the reason for the bullhead is they last longer hooked up than most fish will. i hook my bullhead up right before the tail and they will stay nice and lively for hours hooked that way.

once your set up in a spot for flatheads all you need to do is set up the rods and wait, i set the clickers on after i cast out then set the rod on the ground and wait for it to start screaming. if you dont have a clicker then you can stake the rod into the ground and place a bell on the rodtip to indicate strikes. you will have to rely on sound once it gets later and you cant see the rods as well.the wait for a flathead to come across your bait can be anywhere from 5 minutes to 5 hours. one tactic that works great for flatheads is camping out overnight at your spot. it helps if your fishing a border water where 2 lines are legal so you can either have 2 flathead setups out or one other rod set up for other species to help kill time between strikes on the flathead rod.

so if your crazy enough to sit out on the mosquito filled shorlines and wait hours at a time for a fish flatheads may be for you. they will be worth the patience once one is on the end of your line.

rocky mountain high

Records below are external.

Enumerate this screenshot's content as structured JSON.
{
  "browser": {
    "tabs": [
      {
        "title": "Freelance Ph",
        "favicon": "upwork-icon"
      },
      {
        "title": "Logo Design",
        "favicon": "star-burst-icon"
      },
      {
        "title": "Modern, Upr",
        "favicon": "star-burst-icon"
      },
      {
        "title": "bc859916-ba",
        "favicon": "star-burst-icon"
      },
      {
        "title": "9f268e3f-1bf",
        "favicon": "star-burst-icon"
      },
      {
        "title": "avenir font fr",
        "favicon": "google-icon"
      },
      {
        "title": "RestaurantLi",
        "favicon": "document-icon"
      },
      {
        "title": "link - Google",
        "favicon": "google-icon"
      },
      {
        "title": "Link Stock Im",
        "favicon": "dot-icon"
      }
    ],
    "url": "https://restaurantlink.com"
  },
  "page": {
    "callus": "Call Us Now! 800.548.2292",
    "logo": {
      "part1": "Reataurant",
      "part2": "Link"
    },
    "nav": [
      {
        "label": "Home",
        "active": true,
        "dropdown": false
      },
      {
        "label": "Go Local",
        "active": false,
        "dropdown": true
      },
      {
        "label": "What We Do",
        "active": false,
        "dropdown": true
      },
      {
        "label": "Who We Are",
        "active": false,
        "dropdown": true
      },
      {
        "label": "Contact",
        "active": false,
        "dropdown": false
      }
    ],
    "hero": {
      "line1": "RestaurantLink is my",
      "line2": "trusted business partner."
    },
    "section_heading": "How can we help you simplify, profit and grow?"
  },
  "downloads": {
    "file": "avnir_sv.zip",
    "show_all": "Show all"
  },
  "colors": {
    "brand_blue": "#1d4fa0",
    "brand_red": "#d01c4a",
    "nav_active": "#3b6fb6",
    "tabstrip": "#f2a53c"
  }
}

my family arrived in vail, colorado on july 31. it was the beginning of probably the best vacation i've ever been on.

the owners of the condo we were staying in told us that there was a good view of the mountains, and plenty of wildlife. but they failed to mention that this little gem was directly across the street

i tried really hard to get a wild trout on the fly. it didn't happen for a couple days. but one morning, after it rained, i found a little nightcrawler, i was to tempted to cheat, so i pinched off a small piece of the worm and put it on the fly. soon after, i got my first fish of the trip, a new species for me. A brook trout!

content, i went home and had breakfast.

i decided, sice i'm on vacation, i'll try catching as many fish as possible, so i brought out the ultra light.

the next night, after getting back from whitewater rafting, i got this rainbow, the only fish of the day
but on the very next cast
the next morning, my dads license started, we woke up early in the morning, i wanted my dad to get something so i let him fish for a while. after he lost a brown, i moved on to what became known as "the magical pool."

once again, it was a two fish day. this wasn't a vacation dedicated to fishing, but i got in as much as i could.

however, the net day, thursday, august 5, our last day in colorado, was dedicated to fishing.

again, my dad and i woke up early and i got this very strong, very pretty, and very fat brown

after breakfast, my family went for a walk, and i went fishing. i tried a different run under a small waterfall and i got, yet another, brookie

 on my next cast i felt something heavier, fish on!

i saw a different fish on the end of my line. "no friggin way" i thought to myself

but yes, it was. i could feel myself smiling as i brought the fish to hand. i was probably the most beautiful fish i've ever seen in my life, lifelister cutthroat trout!

when my dad heard that i got a cutthroat, he got about as happy as i was. so we headed out.

our destination was the eagle river. packed with browns. tons. it was like catching bluegills.

most were around this size

after an action packed day of trout fishing, we returned to gore creek. we fished the usual pools, and as i watched the sun slip away beneath the mountains, i got my last fish of the trip.

article written by, Ben Erb.